But Zürich was a revelation, and a little exploration revealed many hidden and (to me, anyway) unexpected quirky things, such as the surreal ring-watch, below, which is is from the private collection of the Beyer family.
The collection fills the large basement of the Beyer shop at Bahnhofstrasse, Zürich 's main shopping street, but it is not heavily advertised. So, good! Its relative obscurity means it was not crowded. Keen clockies know about it, and some of them make the pilgrimage to see elaborate rarities like the "Griffin" Renaissance Automaton Table Clock. or the Breguet sympathetic clock pictured here.

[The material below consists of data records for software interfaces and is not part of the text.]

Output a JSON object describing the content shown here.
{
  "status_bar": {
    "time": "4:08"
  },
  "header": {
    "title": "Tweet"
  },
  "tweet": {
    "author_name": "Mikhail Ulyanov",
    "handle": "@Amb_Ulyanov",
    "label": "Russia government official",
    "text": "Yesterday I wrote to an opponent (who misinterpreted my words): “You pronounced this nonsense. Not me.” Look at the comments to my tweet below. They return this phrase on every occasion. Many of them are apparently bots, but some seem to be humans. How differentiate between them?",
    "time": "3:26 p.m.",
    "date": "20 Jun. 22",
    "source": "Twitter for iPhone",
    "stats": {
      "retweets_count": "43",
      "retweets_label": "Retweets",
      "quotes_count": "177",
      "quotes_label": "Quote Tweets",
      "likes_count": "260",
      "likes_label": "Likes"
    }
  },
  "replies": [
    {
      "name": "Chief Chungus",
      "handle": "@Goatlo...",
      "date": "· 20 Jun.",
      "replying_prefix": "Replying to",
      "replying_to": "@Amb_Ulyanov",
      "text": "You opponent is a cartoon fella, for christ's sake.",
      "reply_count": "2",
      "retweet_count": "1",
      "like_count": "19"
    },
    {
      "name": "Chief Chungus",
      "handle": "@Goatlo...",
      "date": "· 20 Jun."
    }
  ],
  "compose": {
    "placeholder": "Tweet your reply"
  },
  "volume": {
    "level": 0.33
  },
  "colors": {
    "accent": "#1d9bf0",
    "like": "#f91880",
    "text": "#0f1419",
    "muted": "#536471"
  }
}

Zürich is of course a city of bankers, and there is a lot of money around. Many of the little shops hidden away in the old medieval streets sell the most fabulous jewellery and antiques, at fabulous prices. But it is pretty tasteful - there was little of the vulgar, snobbish conspicuous consumption that makes certain "upscale" destinations elsewhere so unpleasant. The canny Swiss respect the value of money, perhaps?
Staying in a hotel and getting reasonable food, though not exactly cheap was not specially expensive, and it compared well with costs in London, Paris and New York. The city has some very good snack places, and I became a fan of the tubs of bircher muesli which are sold all over the place for a few francs. I also found a large indoor gourmet and organic market under the railway arches near the Zürich West district where there was all kind of locally sourced food. I thought these multicoloured carrots were interesting in their dusky, earthy way.
And here, below, is a little alleyway in the old town, with the spire of the Fraumünster looming above. I enjoyed getting lost in thie medieval section's dark, narrow alleys which usually open into squares and vistas. The Fraumunster has a set of huge Chagall windows which look how his paintings would look if they were lit inside by the sun. It's an exceedingly old church even though, like so many other old places in Switzerland, it has been renovated to look almost new.
As for the scary looking creature at the top of this post, it decorates a large 17th century sleigh which is in the Landesmuseum, an eye catching Gothic building in the centre of the city. I liked the sleigh, though I wouldn't want to own it - I'd feel too much like Cruella de Vil sweeping along through the snow, scattering bankers as I went.